Mathematics Stack Exchange is a question and answer site for people studying math at any level and professionals in related fields. Join them; it only takes a minute:

Sign up
Here's how it works:
  1. Anybody can ask a question
  2. Anybody can answer
  3. The best answers are voted up and rise to the top

Let $f : \mathbb{R^2} \rightarrow \mathbb{R}$ be a bounded function and $F(x,y) = f(x,y)\sin(x^2 + y^2)$. How can we demonstrate that $F$ is differentiable at $(0,0)$?

I don't how to do this. I already tried, but I don't get it.

share|cite|improve this question
    
Can you prove that $(x^2+y^2)f(x,y)$ is differentiable at the origin? – Lubin Jan 7 '13 at 17:58
up vote 1 down vote accepted

Let's try approaching along multiples of $v$, i.e. "calculate $dF_0(v)$" :

$$\lim_{t \rightarrow 0} \frac{f(tv)\sin(t^2\|v\|^2)}{t}$$

Now if $v$ is 0, we get $0$ (as always!), if not writing $\| v \|^2$ as just some $c > 0$, we have $$\lim_{t \rightarrow 0} \frac{\sin(ct^2)}{t} = \lim_{t \rightarrow 0} \frac{ \cos(ct^2) 2tc}{1} = 0$$

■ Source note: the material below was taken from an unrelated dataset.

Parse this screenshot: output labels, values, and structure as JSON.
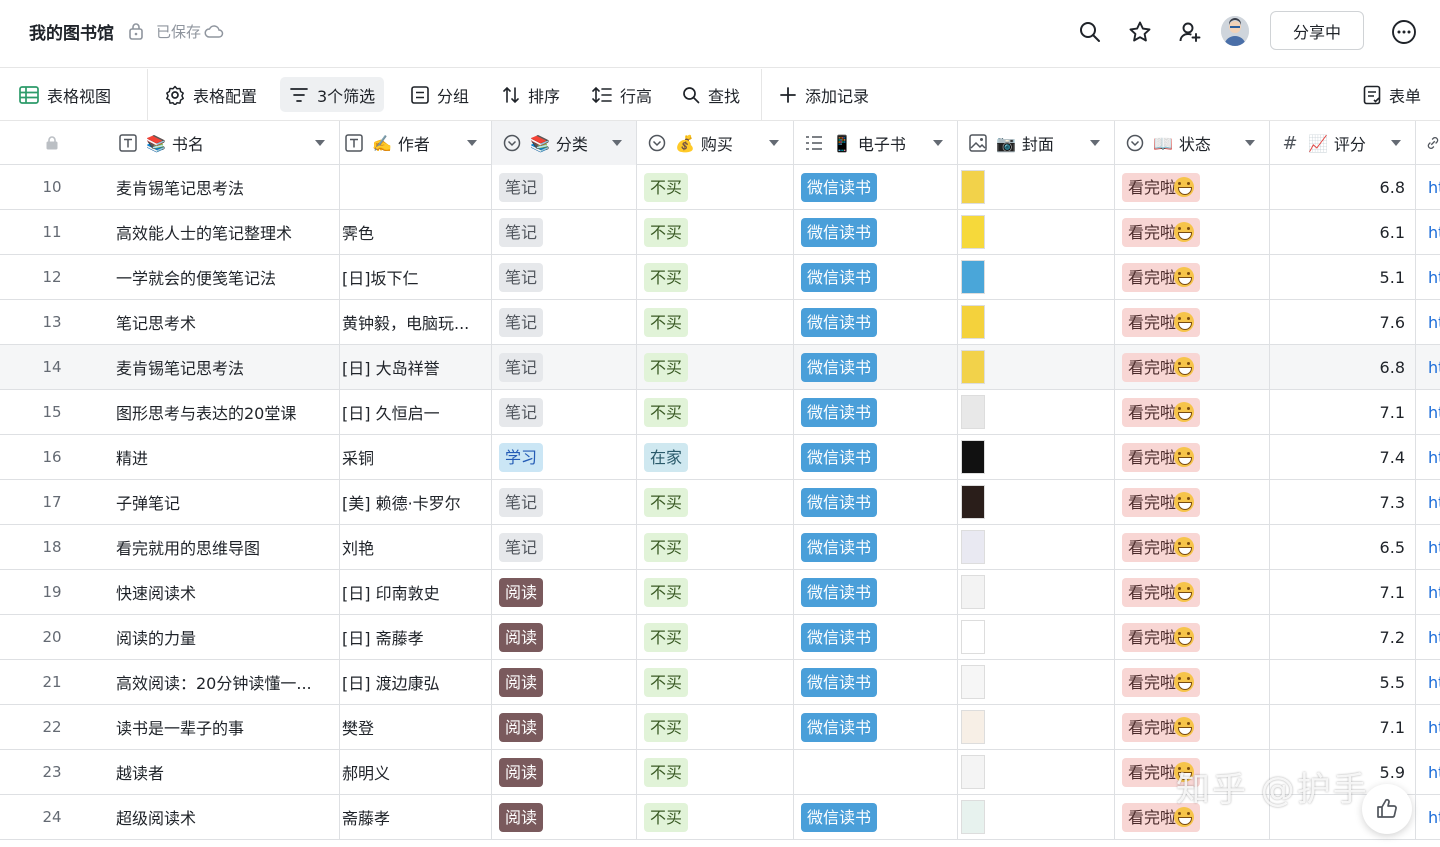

And now since $f(tv)$ was bounded our original limit is zero too!

To see we're done, well, the 0 map from $\mathbb{R}^2 \rightarrow \mathbb{R}$ is certainly linear ;)

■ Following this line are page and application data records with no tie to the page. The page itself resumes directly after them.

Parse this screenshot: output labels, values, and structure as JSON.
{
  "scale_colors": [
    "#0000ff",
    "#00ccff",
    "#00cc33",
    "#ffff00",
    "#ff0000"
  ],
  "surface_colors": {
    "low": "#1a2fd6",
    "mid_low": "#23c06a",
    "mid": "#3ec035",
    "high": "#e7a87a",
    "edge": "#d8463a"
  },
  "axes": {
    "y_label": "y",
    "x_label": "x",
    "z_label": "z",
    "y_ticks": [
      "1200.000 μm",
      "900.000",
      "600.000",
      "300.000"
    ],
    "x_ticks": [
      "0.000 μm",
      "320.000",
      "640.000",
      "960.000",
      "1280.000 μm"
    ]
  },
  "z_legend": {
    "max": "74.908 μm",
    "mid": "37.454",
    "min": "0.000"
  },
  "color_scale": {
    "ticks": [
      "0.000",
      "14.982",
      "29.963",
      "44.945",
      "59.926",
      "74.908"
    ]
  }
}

share|cite|improve this answer

Hint:

  1. Show that $F(0,0)=0$.
  2. Show that for all real number $t$, $|\sin t|\leqslant |t|$.
  3. Use this to get that $\partial_xF(0,0)=\partial_yF(0,0)=0$.
  4. Conclude, using the definition of differentiability.
share|cite|improve this answer

Your Answer

 
discard

By posting your answer, you agree to the privacy policy and terms of service.

Not the answer you're looking for? Browse other questions tagged or ask your own question.